Last updated: October 7, 2020, at 7:05 a.m. PT
Originally published: October 7, 2020, at 6:51 a.m. PT
With the election right around the corner, it’s a great time to start teaching our children the importance of voting!
Family Friendly Books about Voting
Start by introducing your kiddos to voting with these family friendly books. Your local library may have virtual book options!
- Grace for President by Kelly Dipucchio
- Max for President by Jarrett J. Krosoczka
- If I Ran for President by Catherine Stier
- Lillian's Right to Vote: A Celebration of the Voting Rights Act of 1965 by Jonah Winter
- Amelia Bedelia's First Vote by Herman Parish
- Bold & Brave: Ten Heroes Who Won Women the Right to Vote by Kirsten Gillibrand
- Future President by Lori Alexander
- Equality's Call: The Story of Voting Rights in America by Deborah Diesen
- Monster Needs Your Vote by Paul Czajak
Family Mock Election
Next, set up a family fun mock election at home! Here's how:
1. Find something fun that the entire family can vote on.
It can be what’s for dinner, a family activity, or even a chore. The important part of this process is to allow your child(ren) to have a voice in what happens at home. This will help teach them the fundamentals and importance of voting in an interactive way.
2. Make a ballot box.
You can use anything laying around the house. A cereal or shoe box work great! Have your child decorate it with red, white, and blue construction paper, or you can simply color it. Make sure to cut a slit in the top for the ballots to be dropped through.
3. Create a ballot.
After you have decided what your family will vote on, create a simple ballot on a piece of paper or on the computer for each member of the family. For example, if you’re voting on dinner, you can draw pictures for younger children or use words for older youth with three or four dinner options. Place a box next to each option. Don’t forget to title your ballot and add the year. An example of how to fill the box in can make it feel like an authentic ballot!

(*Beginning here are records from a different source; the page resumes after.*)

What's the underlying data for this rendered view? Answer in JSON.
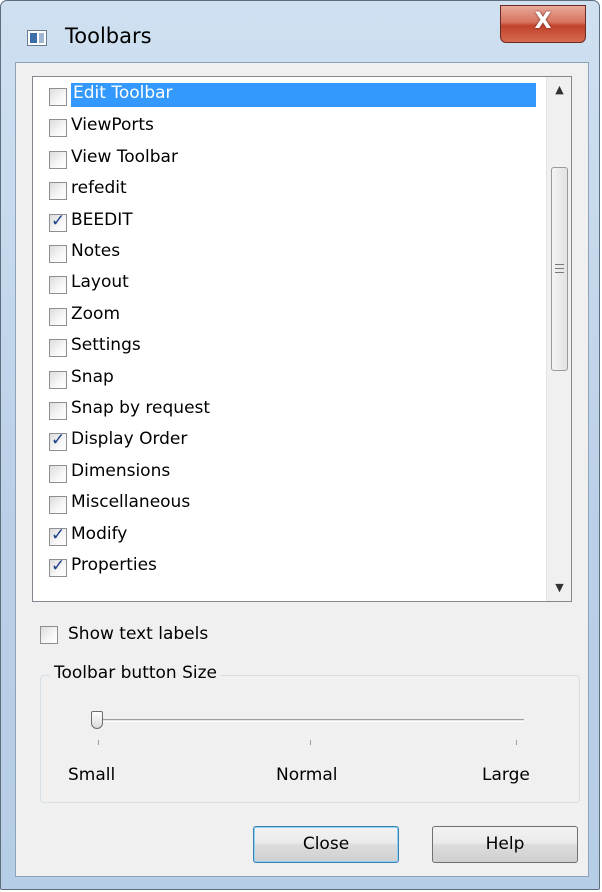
{
  "window": {
    "title": "Toolbars",
    "close_glyph": "X"
  },
  "toolbar_list": {
    "items": [
      {
        "label": "Edit Toolbar",
        "checked": false,
        "selected": true
      },
      {
        "label": "ViewPorts",
        "checked": false
      },
      {
        "label": "View Toolbar",
        "checked": false
      },
      {
        "label": "refedit",
        "checked": false
      },
      {
        "label": "BEEDIT",
        "checked": true
      },
      {
        "label": "Notes",
        "checked": false
      },
      {
        "label": "Layout",
        "checked": false
      },
      {
        "label": "Zoom",
        "checked": false
      },
      {
        "label": "Settings",
        "checked": false
      },
      {
        "label": "Snap",
        "checked": false
      },
      {
        "label": "Snap by request",
        "checked": false
      },
      {
        "label": "Display Order",
        "checked": true
      },
      {
        "label": "Dimensions",
        "checked": false
      },
      {
        "label": "Miscellaneous",
        "checked": false
      },
      {
        "label": "Modify",
        "checked": true
      },
      {
        "label": "Properties",
        "checked": true
      }
    ],
    "scroll_up_icon": "▲",
    "scroll_down_icon": "▼",
    "scroll_grip": "≡"
  },
  "show_text_labels": {
    "label": "Show text labels",
    "checked": false
  },
  "button_size": {
    "group_title": "Toolbar button Size",
    "ticks": [
      "Small",
      "Normal",
      "Large"
    ],
    "selected": "Small"
  },
  "buttons": {
    "close": "Close",
    "help": "Help"
  },
  "colors": {
    "selection": "#3399ff",
    "close_button": "#c1432c"
  }
}
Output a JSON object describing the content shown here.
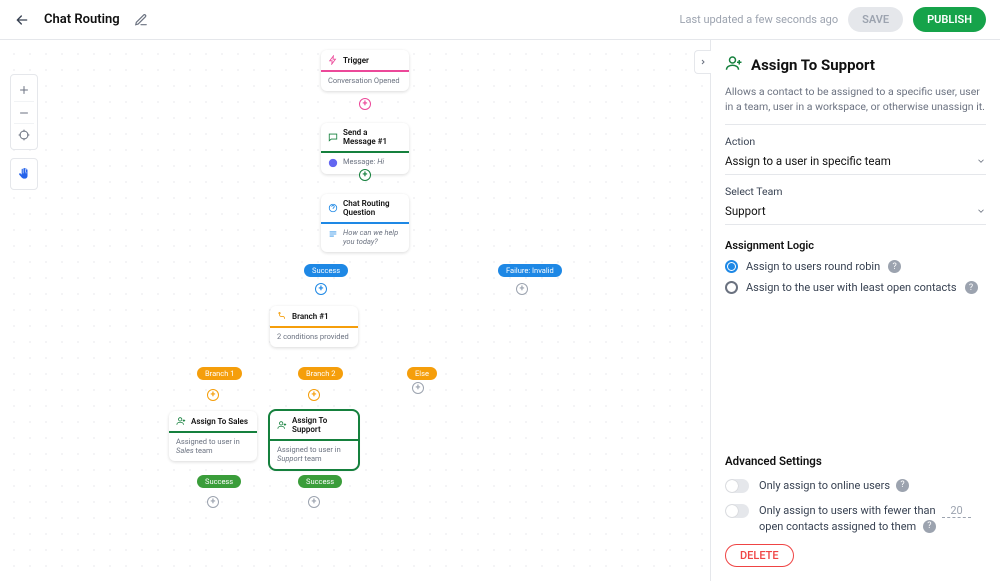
{
  "header": {
    "title": "Chat Routing",
    "last_updated": "Last updated a few seconds ago",
    "save_label": "SAVE",
    "publish_label": "PUBLISH"
  },
  "nodes": {
    "trigger": {
      "title": "Trigger",
      "body": "Conversation Opened",
      "accent": "#ec4899"
    },
    "send_msg": {
      "title": "Send a Message #1",
      "body_prefix": "Message: ",
      "body_value": "Hi",
      "accent": "#15803d"
    },
    "question": {
      "title": "Chat Routing Question",
      "body": "How can we help you today?",
      "accent": "#1e88e5"
    },
    "branch": {
      "title": "Branch #1",
      "body": "2 conditions provided",
      "accent": "#f59e0b"
    },
    "assign_sales": {
      "title": "Assign To Sales",
      "body_prefix": "Assigned to user in ",
      "body_team": "Sales",
      "body_suffix": " team",
      "accent": "#15803d"
    },
    "assign_support": {
      "title": "Assign To Support",
      "body_prefix": "Assigned to user in ",
      "body_team": "Support",
      "body_suffix": " team",
      "accent": "#15803d"
    }
  },
  "pills": {
    "success1": "Success",
    "failure1": "Failure: Invalid",
    "branch1": "Branch 1",
    "branch2": "Branch 2",
    "else": "Else",
    "success2": "Success",
    "success3": "Success"
  },
  "panel": {
    "title": "Assign To Support",
    "description": "Allows a contact to be assigned to a specific user, user in a team, user in a workspace, or otherwise unassign it.",
    "action_label": "Action",
    "action_value": "Assign to a user in specific team",
    "team_label": "Select Team",
    "team_value": "Support",
    "logic_head": "Assignment Logic",
    "radio1": "Assign to users round robin",
    "radio2": "Assign to the user with least open contacts",
    "advanced_head": "Advanced Settings",
    "toggle1": "Only assign to online users",
    "toggle2_pre": "Only assign to users with fewer than",
    "toggle2_val": "20",
    "toggle2_post": "open contacts assigned to them",
    "delete_label": "DELETE"
  }
}
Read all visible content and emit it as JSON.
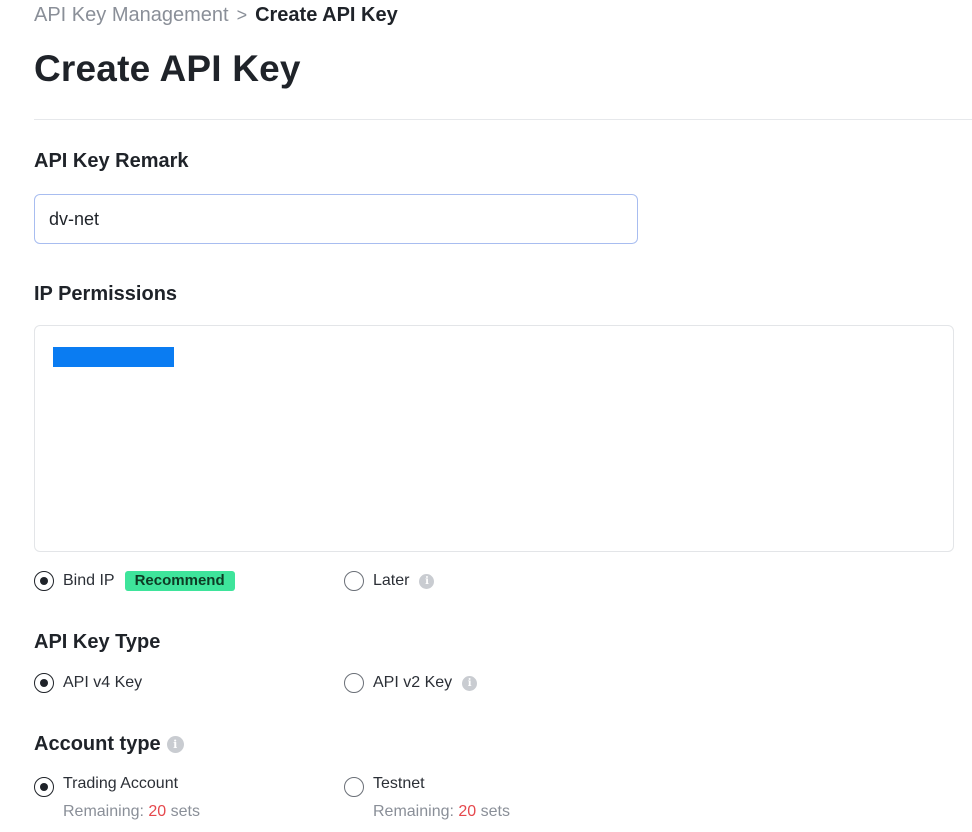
{
  "breadcrumb": {
    "parent": "API Key Management",
    "separator": ">",
    "current": "Create API Key"
  },
  "page_title": "Create API Key",
  "remark": {
    "label": "API Key Remark",
    "value": "dv-net"
  },
  "ip_permissions": {
    "label": "IP Permissions",
    "options": [
      {
        "label": "Bind IP",
        "badge": "Recommend",
        "checked": true
      },
      {
        "label": "Later",
        "checked": false,
        "info_icon": "info-icon"
      }
    ]
  },
  "key_type": {
    "label": "API Key Type",
    "options": [
      {
        "label": "API v4 Key",
        "checked": true
      },
      {
        "label": "API v2 Key",
        "checked": false,
        "info_icon": "info-icon"
      }
    ]
  },
  "account_type": {
    "label": "Account type",
    "info_icon": "info-icon",
    "options": [
      {
        "label": "Trading Account",
        "checked": true,
        "remaining_prefix": "Remaining:",
        "remaining_count": "20",
        "remaining_suffix": "sets"
      },
      {
        "label": "Testnet",
        "checked": false,
        "remaining_prefix": "Remaining:",
        "remaining_count": "20",
        "remaining_suffix": "sets"
      }
    ]
  },
  "colors": {
    "accent_badge": "#3ee49b",
    "remaining_number": "#e5484d",
    "input_border": "#a8bdf0",
    "redaction": "#0a7cf2"
  }
}
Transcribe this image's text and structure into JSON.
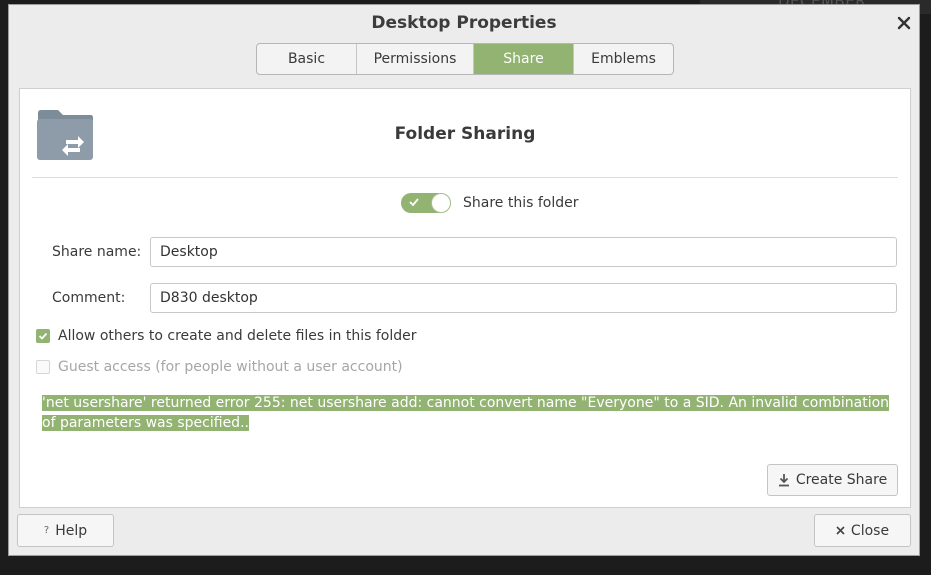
{
  "background": {
    "text": "DECEMBER"
  },
  "window": {
    "title": "Desktop Properties"
  },
  "tabs": [
    {
      "label": "Basic",
      "active": false
    },
    {
      "label": "Permissions",
      "active": false
    },
    {
      "label": "Share",
      "active": true
    },
    {
      "label": "Emblems",
      "active": false
    }
  ],
  "share": {
    "heading": "Folder Sharing",
    "toggle": {
      "label": "Share this folder",
      "on": true
    },
    "share_name": {
      "label": "Share name:",
      "value": "Desktop"
    },
    "comment": {
      "label": "Comment:",
      "value": "D830 desktop"
    },
    "allow_others": {
      "label": "Allow others to create and delete files in this folder",
      "checked": true
    },
    "guest_access": {
      "label": "Guest access (for people without a user account)",
      "checked": false,
      "enabled": false
    },
    "error": "'net usershare' returned error 255: net usershare add: cannot convert name \"Everyone\" to a SID. An invalid combination of parameters was specified..",
    "create_button": "Create Share"
  },
  "footer": {
    "help_label": "Help",
    "close_label": "Close"
  },
  "colors": {
    "accent": "#92b372",
    "folder": "#8a9aa6"
  },
  "icons": {
    "close": "close-icon",
    "folder": "folder-share-icon",
    "download": "download-icon",
    "help": "help-icon",
    "check": "check-icon"
  }
}
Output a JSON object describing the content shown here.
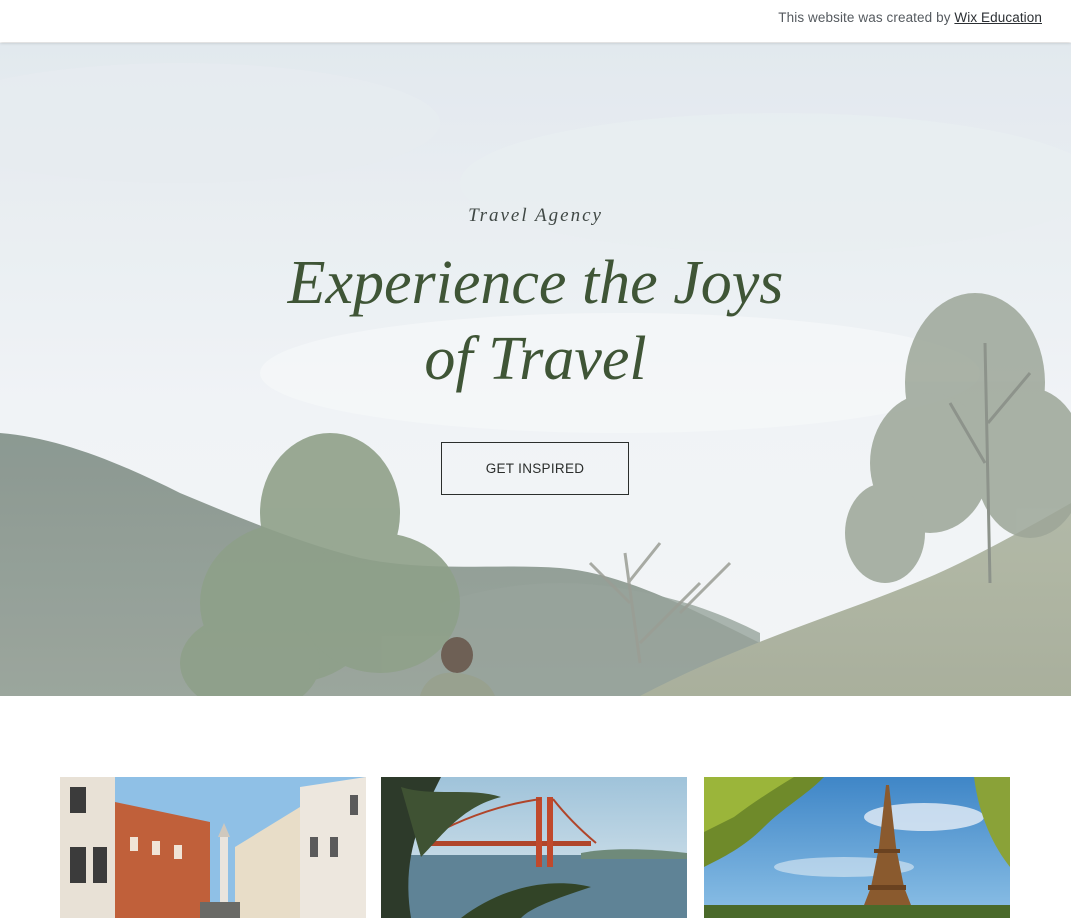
{
  "topbar": {
    "credit_prefix": "This website was created by ",
    "credit_link": "Wix Education"
  },
  "hero": {
    "kicker": "Travel Agency",
    "headline_line1": "Experience the Joys",
    "headline_line2": "of Travel",
    "cta_label": "GET INSPIRED"
  },
  "colors": {
    "headline": "#3f5536",
    "cta_border": "#2b2e2c"
  },
  "gallery": [
    {
      "subject": "venice-canal-street"
    },
    {
      "subject": "golden-gate-bridge"
    },
    {
      "subject": "eiffel-tower"
    }
  ]
}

4. Create a private voting space.
Use a trifold poster to place on a table or a separate room where people can vote in private. Place your ballots and a writing tool in the space. Keep the ballot box in a common area and have each person place their completed ballot in the box once they have voted.
5. Share the results as a family.
Don’t forget to ask questions along the way to deepen the learning process, such as:
- Do you feel your voice is important in the family?
- How did it feel to vote in a private space?
- Did you think that others would have the same opinion as you?
- Were you surprised with the result?
Don’t Forget to Register Yourself to Vote!
At the Y, we believe voting isn’t just a civic duty – it’s a critical part of our community’s work to ensure equity and justice for all. Teaching youth the fundamentals of voting can be fun and educational. Not to mention, it helps establish the foundation for civic duty in our youth.
Registering to vote has never been easier or more important. Follow this link to register. If you’re already registered, take two minutes to review your address and other registration information to make sure your ballot arrives on time.